by Naja and Arnaud Girard
Whether ‘Old Man Chapman’ will finally be swindled out of his house is no longer up for debate. Last Monday a red 8” X 6” legal notice was taped to his door at 221 Petronia Street. It read: “Final Notice of Eviction” and directed the Monroe County Sheriff to remove any person from the premises on Tuesday.
“It’s tomorrow. Tuesday is tomorrow,” said Chapman on the phone, “Where am I going to put my things? My clothes? My wife’s clothes? Our grandson’s clothes? What am I going to do?” It was 9:30 am. The beginning of a long day – which was going to involve Sheriff’s deputies, pro bono attorneys, a Judge, New York bankers, someone known as “Coconut Man,” and Mr. James Matthew Chapman. Mr. Chapman, the one-man-lighted-parade, who has been photographed thousands of times by tourists as he rides his Christmas-tree-like tricycle, blasting soul music, up and down Duval Street.
What was to be the last afternoon in Chapman’s yard was quite emotional. “My mother was born in that house across the street,” said Chapman pointing at an abandoned house on the other side of Petronia, “It was a clinic for colored folks. They made diapers out of flour sacs.”
He didn’t mention the second floor door, but everyone else sitting in the yard did. The door on the upstairs porch had mysteriously opened during the night. “That door has been closed for twenty years,” said Leroy, “there are no stairs to get up there – the house is all boarded up and the stairs are destroyed.”
“My ancestors are watching over me,” agreed Chapman.
In the late 1990’s, after having difficulty paying property taxes, Chapman made a deal with local businessman, Norman Moodie. Since Moodie had helped him pay off a $ 10,000 tax lien, Chapman would let Moodie put his name on the deed to Chapman’s house. Moodie thereafter borrowed $ 588,000 on the house, never made the loan payments, didn’t pay the new $ 20,000 mandatory insurance either, and, according to Chapman, only ever gave him about $ 10,000. Moodie’s mortgage mushroomed into a million dollar debt that resulted, last month, in a final decree of foreclosure on Chapman’s house – the house where generations of Chapmans grew up – on Chapman Lane.

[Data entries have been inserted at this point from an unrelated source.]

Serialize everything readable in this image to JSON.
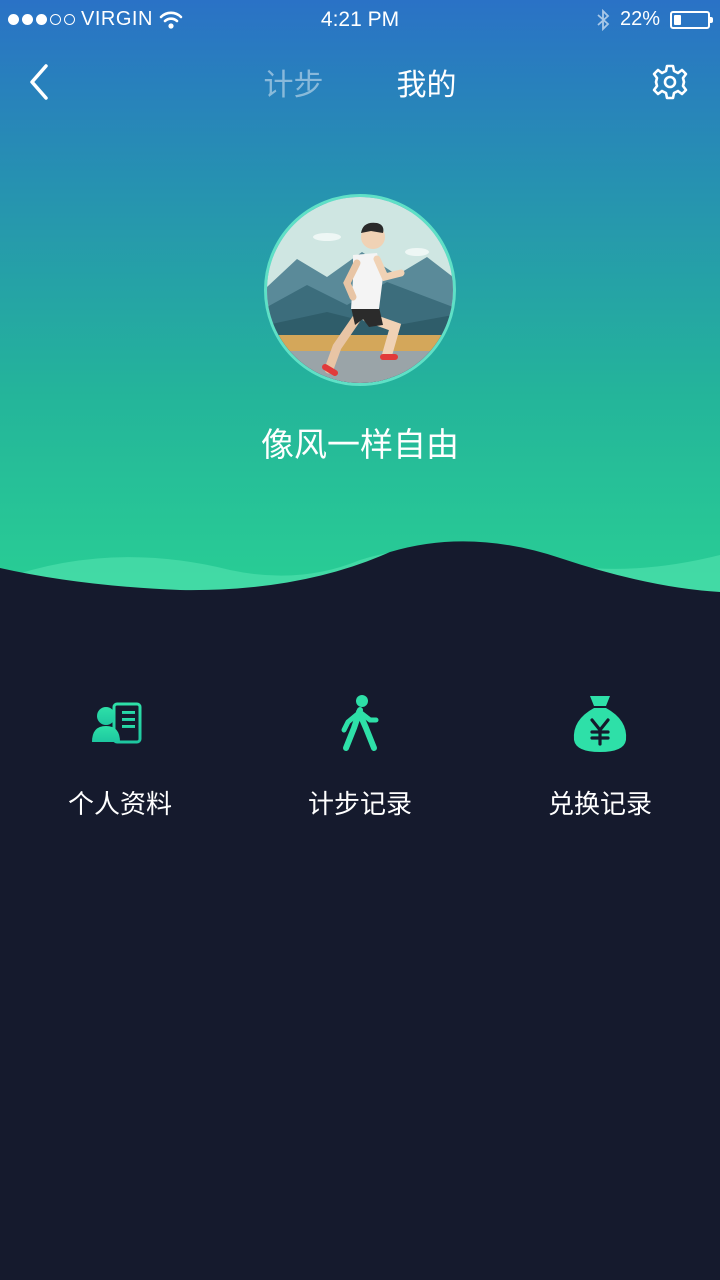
{
  "status_bar": {
    "carrier": "VIRGIN",
    "time": "4:21 PM",
    "battery": "22%",
    "battery_level": 0.22
  },
  "nav": {
    "tabs": [
      {
        "label": "计步",
        "active": false
      },
      {
        "label": "我的",
        "active": true
      }
    ]
  },
  "profile": {
    "username": "像风一样自由"
  },
  "menu": {
    "items": [
      {
        "label": "个人资料",
        "icon": "profile-card-icon"
      },
      {
        "label": "计步记录",
        "icon": "walking-icon"
      },
      {
        "label": "兑换记录",
        "icon": "money-bag-icon"
      }
    ]
  },
  "colors": {
    "accent": "#2ee0a0",
    "background": "#151a2d",
    "gradient_top": "#2a72c6",
    "gradient_bottom": "#2ad493"
  }
}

The story we reported a few weeks ago has inspired many locals to offer support. Well-known event organizer Jeff Salzman is putting together what he calls a ‘Stone Soup Concert” fundraiser to help the Chapmans relocate.
“We always have to take good care of our neighbors, but I didn’t know I had so many neighbors,” said Chapman when he learned about the fundraiser, “But I guess in Key West we are all neighbors.”
“Toko Irie, who plays the steel drums, C.W. Colt, and the Doerfels are already onboard,” says Salzman, “we also hope to have one of the best Reggae bands come down, but that’s not finalized yet.”
Details came out about how Moodie got the best of Chapman. Moodie rode into town in the eighties, fresh out of the Coast Guard. At the time Ed Swift and Norma Jean Sawyer were making efforts to bring tourism dollars into Bahama Village. That’s when the sign over Petronia Street was installed.
Moodie saw great opportunities. He launched several businesses including a sex club just next door to Chapman’s house, where Fire Fly is now located. He liked Chapman’s knowledge of folk history and his story telling ability. He was going to make him the “Bahama Village Ambassador.” He even bought him a colorful uniform made for a Bahamian official. The problem was Chapman’s wife. She had a secret weapon. Unlike her husband, she had learned how to read and she didn’t trust charming Norman. This was solved by a “business trip.”
“He told me to meet him at the Circle K in Islamorada,” said Chapman, about the fateful trip where Moodie had his name added to the deed to Chapman’s house, “I drove up there with my uncle Frank who had a car.” Chapman, 75, had left school to become a shoe-shine boy. “When we got there I got into Moodie’s car,” says Chapman who signed documents which might as well have been written in Chinese. He had removed his childrens’ names from the deed and added Moodie as a co-owner. On Monday morning on the phone, Moodie, who now lives in Miami, was still promising to somehow keep Chapman in his house…
In the meantime, Chapman’s friends were making all the moves of a cat desperately trying to escape rising waters. Pro bono attorney John Hogan rushed to the courthouse to look at the file hoping something could still be done. The bankers and Sheriff were called in vain. In the end, when all else had failed, what did it was an eloquent plea by “Coconut Man” to Judge Sandra Tayor. She granted Coconut Man’s “motion” and gave Chapman another week to move out.
Stay tuned regarding the specific date and location of the Stone Soup fundraiser in support of Old Man Chapman, who in fact has truly been the ambassador and historian of Bahama Village.
NOTE: Tentative date for the Stone Soup Concert fundraiser for Mr. Chapman is August 17 from 3-8 pm. Venue options are still being studied. If you can offer a venue [preferably in or around Bahama Village] or if you are interested in participating or learning more about the event, contact Jeff Salzman at (305) 896-0961.